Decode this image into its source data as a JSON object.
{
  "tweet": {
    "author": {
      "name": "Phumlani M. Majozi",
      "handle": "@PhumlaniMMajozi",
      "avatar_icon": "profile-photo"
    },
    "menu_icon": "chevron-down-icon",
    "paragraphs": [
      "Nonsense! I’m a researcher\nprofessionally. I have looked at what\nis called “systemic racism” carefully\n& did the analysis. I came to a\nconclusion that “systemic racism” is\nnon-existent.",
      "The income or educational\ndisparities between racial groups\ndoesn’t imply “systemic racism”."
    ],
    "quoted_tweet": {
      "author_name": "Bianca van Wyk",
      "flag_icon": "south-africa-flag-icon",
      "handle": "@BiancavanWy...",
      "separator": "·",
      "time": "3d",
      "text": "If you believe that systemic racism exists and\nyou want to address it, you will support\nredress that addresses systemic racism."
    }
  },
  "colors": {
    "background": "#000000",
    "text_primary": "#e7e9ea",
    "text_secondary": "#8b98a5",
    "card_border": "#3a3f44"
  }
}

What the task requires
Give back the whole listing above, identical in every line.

Expected output
Decode this image into its source data as a JSON object.
{
  "tweet": {
    "author": {
      "name": "Phumlani M. Majozi",
      "handle": "@PhumlaniMMajozi",
      "avatar_icon": "profile-photo"
    },
    "menu_icon": "chevron-down-icon",
    "paragraphs": [
      "Nonsense! I’m a researcher\nprofessionally. I have looked at what\nis called “systemic racism” carefully\n& did the analysis. I came to a\nconclusion that “systemic racism” is\nnon-existent.",
      "The income or educational\ndisparities between racial groups\ndoesn’t imply “systemic racism”."
    ],
    "quoted_tweet": {
      "author_name": "Bianca van Wyk",
      "flag_icon": "south-africa-flag-icon",
      "handle": "@BiancavanWy...",
      "separator": "·",
      "time": "3d",
      "text": "If you believe that systemic racism exists and\nyou want to address it, you will support\nredress that addresses systemic racism."
    }
  },
  "colors": {
    "background": "#000000",
    "text_primary": "#e7e9ea",
    "text_secondary": "#8b98a5",
    "card_border": "#3a3f44"
  }
}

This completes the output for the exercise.